Each one of the "big three" (Thor, Iron Man, Cap) got fitting ends to their character arcs in Fear Itself, and they were very satisfying to read. I like it when a writer is able to bring things around full circle and actually complete what he starts, albeit with a few hiccups (see below).
Cap wielding Thor's Hammer was amazing, and was definitely the "hell yeah" moment that the series needed. It seemed quite logical, as well; why would Cap not get a weapon made for hi-oh yeah!
With Bucky's death, it seems that Fear Itself was a bit of a vehicle to get Steve Rogers back into the stars 'n stripes quickly, and push him back into the role as soon as possible. Steve went from beind a field commander to one of the war's frontmost soldiers in three issues, and it just felt a bit forced.
Even though three more epilogue issues have been announced for Fear Itself, I feel like they cover the wrong characters; the ones in the book are setups for news series that we've known about for some time, while the ones with their own issues are for viewpoints actually relevant to the story. It frustrates me to read about the new Defenders series when Captain America's reflection has been left out to sell a separate issue. It feel kind of cheap, to be honest.
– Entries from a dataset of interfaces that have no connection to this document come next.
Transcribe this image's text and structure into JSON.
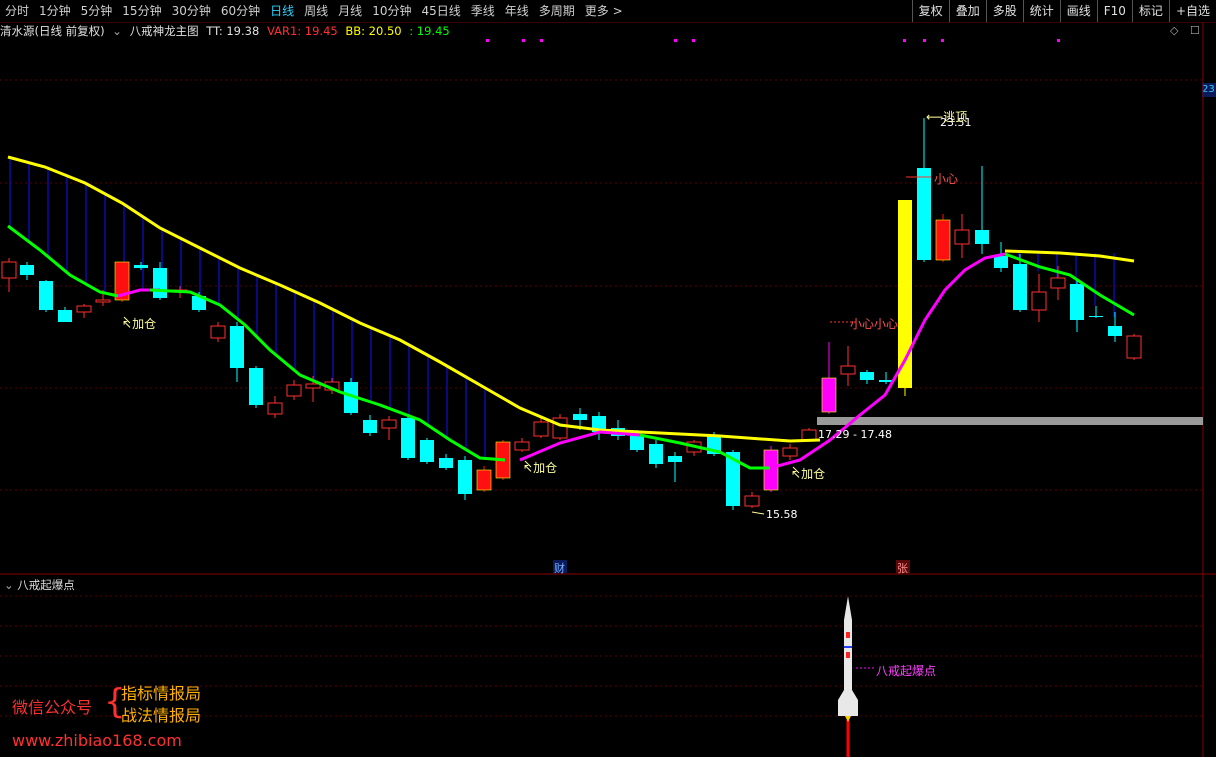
{
  "toolbar": {
    "periods": [
      "分时",
      "1分钟",
      "5分钟",
      "15分钟",
      "30分钟",
      "60分钟",
      "日线",
      "周线",
      "月线",
      "10分钟",
      "45日线",
      "季线",
      "年线",
      "多周期",
      "更多 >"
    ],
    "active_period": "日线",
    "right_buttons": [
      "复权",
      "叠加",
      "多股",
      "统计",
      "画线",
      "F10",
      "标记",
      "+自选"
    ]
  },
  "legend": {
    "stock": "清水源(日线 前复权)",
    "indicator": "八戒神龙主图",
    "tt": "TT: 19.38",
    "var1": "VAR1: 19.45",
    "bb": "BB: 20.50",
    "bb2": ": 19.45"
  },
  "right_tag": "23",
  "labels": {
    "jiacang": "加仓",
    "taoding": "逃顶",
    "high_price": "23.51",
    "xiaoxin": "小心",
    "xiaoxin2": "小心小心",
    "band": "17.29 - 17.48",
    "low_price": "15.58",
    "cai": "财",
    "zhang": "张"
  },
  "sub_panel": {
    "title": "八戒起爆点",
    "rocket_label": "八戒起爆点"
  },
  "watermark": {
    "left": "微信公众号",
    "line1": "指标情报局",
    "line2": "战法情报局",
    "url": "www.zhibiao168.com"
  },
  "colors": {
    "up": "#ff3030",
    "down": "#00ffff",
    "yellow": "#ffff00",
    "green": "#00ff00",
    "magenta": "#ff00ff",
    "blue": "#0000ff",
    "gray": "#999999"
  }
}
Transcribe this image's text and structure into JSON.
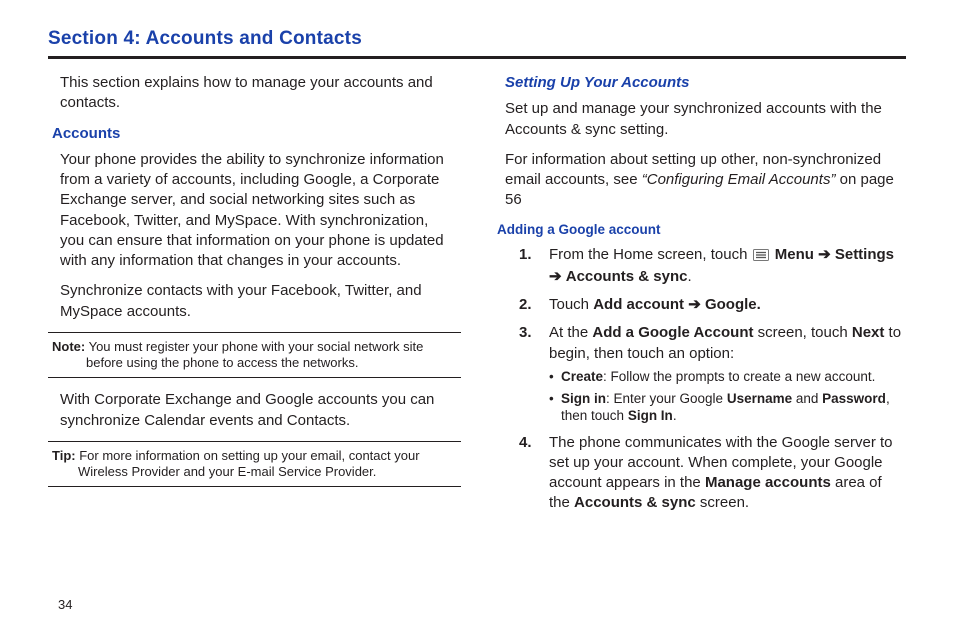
{
  "page_number": "34",
  "section_title": "Section 4: Accounts and Contacts",
  "left": {
    "intro": "This section explains how to manage your accounts and contacts.",
    "h_accounts": "Accounts",
    "p1": "Your phone provides the ability to synchronize information from a variety of accounts, including Google, a Corporate Exchange server, and social networking sites such as Facebook, Twitter, and MySpace. With synchronization, you can ensure that information on your phone is updated with any information that changes in your accounts.",
    "p2": "Synchronize contacts with your Facebook, Twitter, and MySpace accounts.",
    "note_label": "Note:",
    "note_text": " You must register your phone with your social network site before using the phone to access the networks.",
    "p3": "With Corporate Exchange and Google accounts you can synchronize Calendar events and Contacts.",
    "tip_label": "Tip:",
    "tip_text": " For more information on setting up your email, contact your Wireless Provider and your E-mail Service Provider."
  },
  "right": {
    "h_setup": "Setting Up Your Accounts",
    "p1": "Set up and manage your synchronized accounts with the Accounts & sync setting.",
    "p2_a": "For information about setting up other, non-synchronized email accounts, see ",
    "p2_ref": "“Configuring Email Accounts”",
    "p2_b": " on page 56",
    "h_add_google": "Adding a Google account",
    "s1_a": "From the Home screen, touch ",
    "s1_menu": "Menu",
    "s1_arrow1": " ➔ ",
    "s1_settings": "Settings",
    "s1_arrow2": " ➔ ",
    "s1_accounts": "Accounts & sync",
    "s1_period": ".",
    "s2_a": "Touch ",
    "s2_addaccount": "Add account",
    "s2_arrow": " ➔ ",
    "s2_google": "Google.",
    "s3_a": "At the ",
    "s3_addgoogle": "Add a Google Account",
    "s3_b": " screen, touch ",
    "s3_next": "Next",
    "s3_c": " to begin, then touch an option:",
    "b1_label": "Create",
    "b1_text": ": Follow the prompts to create a new account.",
    "b2_label": "Sign in",
    "b2_a": ": Enter your Google ",
    "b2_user": "Username",
    "b2_and": " and ",
    "b2_pass": "Password",
    "b2_then": ", then touch ",
    "b2_signin": "Sign In",
    "b2_period": ".",
    "s4_a": "The phone communicates with the Google server to set up your account. When complete, your Google account appears in the ",
    "s4_manage": "Manage accounts",
    "s4_b": "  area of the ",
    "s4_accounts": "Accounts & sync",
    "s4_c": "  screen."
  }
}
I prefer a "Brave New World"-type scenario, where we're given a sampler of new stories, and can make decisions from there.
So here we are, at Fear Itself's epic conclusion. I want to say it's better than some crossovers I've read, but there was little pacing issues that made me feel like the last issue needed to be loaded with plot in order to tie it all together. While I had nothing but good things to say about the previous issue, so much happened in this one that events really didn't have the time to get going.
I mean, let's list some things, here:
Seems a bit rushed, doesn't it?
I think Fear Itself will read a bit better when it's collected as a trade paperback, but for now, the ending fell a bit flat with me. I think endings should bring everything around succinctly, instead of leaving readers with questions, like I did with nearly every plot point above.